Part of it may be simply that human beings want to make human beings. Could the desire for artificial intelligence and androids and all that be a symbolic manifestation of the biological drive to reproduce? I think that, given the slightest chance, we’d treat robots as people even if we know they aren’t.
Children are both aware and unaware that dolls are not alive. They are perfectly cognizant that Bonky the teddy bear is not sentient or biological, and just as perfectly content treating it like a living friend. It may be easy to dismiss it as only pretending—at least by those who find pretending easy to dismiss—but to some extent the symbolic humanity of dolls is no more or less pretend than what the soldier feels for the Packbot or Talon. Is the soldier pretending? If an offering of food is made to a religious icon, is this pretending?
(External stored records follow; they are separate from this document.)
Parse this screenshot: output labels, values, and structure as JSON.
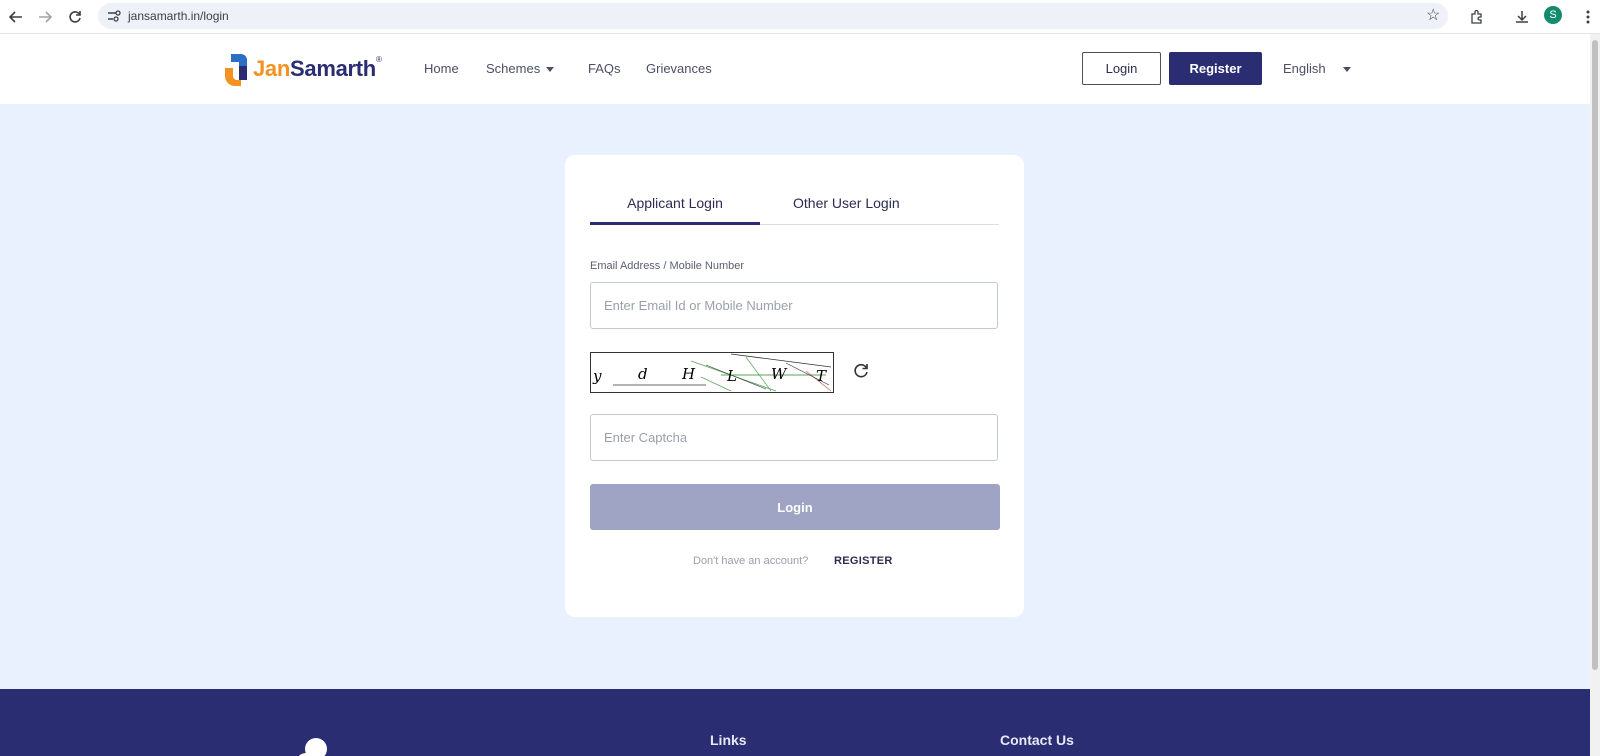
{
  "browser": {
    "url": "jansamarth.in/login",
    "profile_initial": "S"
  },
  "header": {
    "logo_jan": "Jan",
    "logo_samarth": "Samarth",
    "logo_reg": "®",
    "nav": {
      "home": "Home",
      "schemes": "Schemes",
      "faqs": "FAQs",
      "grievances": "Grievances"
    },
    "login_label": "Login",
    "register_label": "Register",
    "language": "English"
  },
  "login_card": {
    "tabs": {
      "applicant": "Applicant Login",
      "other": "Other User Login"
    },
    "email_label": "Email Address / Mobile Number",
    "email_placeholder": "Enter Email Id or Mobile Number",
    "captcha_chars": [
      "y",
      "d",
      "H",
      "L",
      "W",
      "T"
    ],
    "captcha_placeholder": "Enter Captcha",
    "login_button": "Login",
    "no_account_text": "Don't have an account?",
    "register_link": "REGISTER"
  },
  "footer": {
    "links_heading": "Links",
    "contact_heading": "Contact Us"
  },
  "colors": {
    "brand_navy": "#2b2d73",
    "brand_orange": "#f39220",
    "page_bg": "#e8f1fd",
    "disabled_button": "#9fa3c4"
  }
}
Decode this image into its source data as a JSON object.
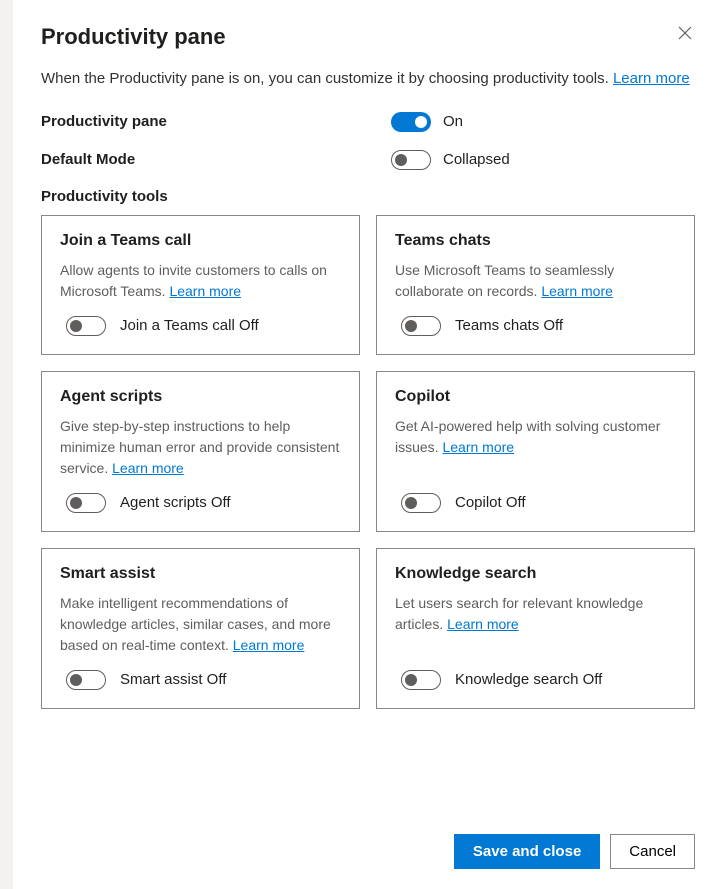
{
  "dialog": {
    "title": "Productivity pane",
    "intro_text": "When the Productivity pane is on, you can customize it by choosing productivity tools. ",
    "learn_more": "Learn more"
  },
  "settings": {
    "pane_label": "Productivity pane",
    "pane_state": "On",
    "mode_label": "Default Mode",
    "mode_state": "Collapsed"
  },
  "tools_heading": "Productivity tools",
  "tools": [
    {
      "title": "Join a Teams call",
      "desc": "Allow agents to invite customers to calls on Microsoft Teams. ",
      "learn_more": "Learn more",
      "toggle_label": "Join a Teams call Off"
    },
    {
      "title": "Teams chats",
      "desc": "Use Microsoft Teams to seamlessly collaborate on records. ",
      "learn_more": "Learn more",
      "toggle_label": "Teams chats Off"
    },
    {
      "title": "Agent scripts",
      "desc": "Give step-by-step instructions to help minimize human error and provide consistent service. ",
      "learn_more": "Learn more",
      "toggle_label": "Agent scripts Off"
    },
    {
      "title": "Copilot",
      "desc": "Get AI-powered help with solving customer issues. ",
      "learn_more": "Learn more",
      "toggle_label": "Copilot Off"
    },
    {
      "title": "Smart assist",
      "desc": "Make intelligent recommendations of knowledge articles, similar cases, and more based on real-time context. ",
      "learn_more": "Learn more",
      "toggle_label": "Smart assist Off"
    },
    {
      "title": "Knowledge search",
      "desc": "Let users search for relevant knowledge articles. ",
      "learn_more": "Learn more",
      "toggle_label": "Knowledge search Off"
    }
  ],
  "footer": {
    "save": "Save and close",
    "cancel": "Cancel"
  }
}
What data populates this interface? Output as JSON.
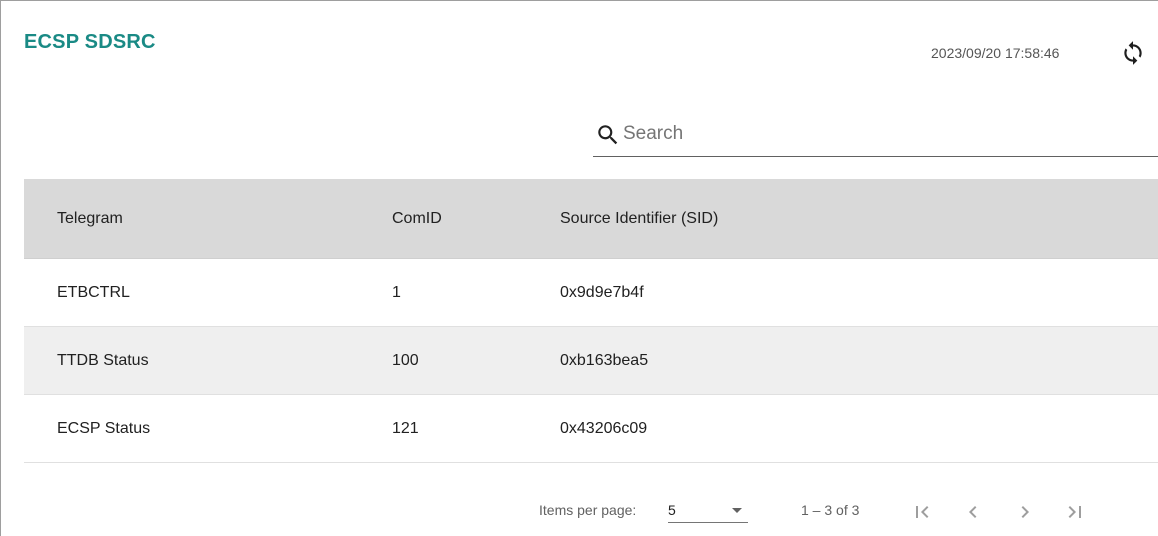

The person offering may be totally aware that the statue is not alive, and still give it fruit, with all sincerity. We are symbolic beings and we want our symbols to be real.
Now let’s imagine that there’s a moral robot. How long would it take before there were decorated robot soldiers, robot movie stars, artificial priests, teachers, spouses, parents, best friends and children? How long before we can legally will our estate to a robot? I suspect that, faced with a machine that can actually think, our anthropomorphic tendencies would go ape, so to speak, and very quickly we’d be thinking of robots as equal or superior to biological humans. More human than human… fleeing the Cylon tyranny… I for one would welcome our robot overlords, etc.
And so, dear readers communicating with me through symbols via machines, what do you think?
Jason Henninger dreams of electric…never mind.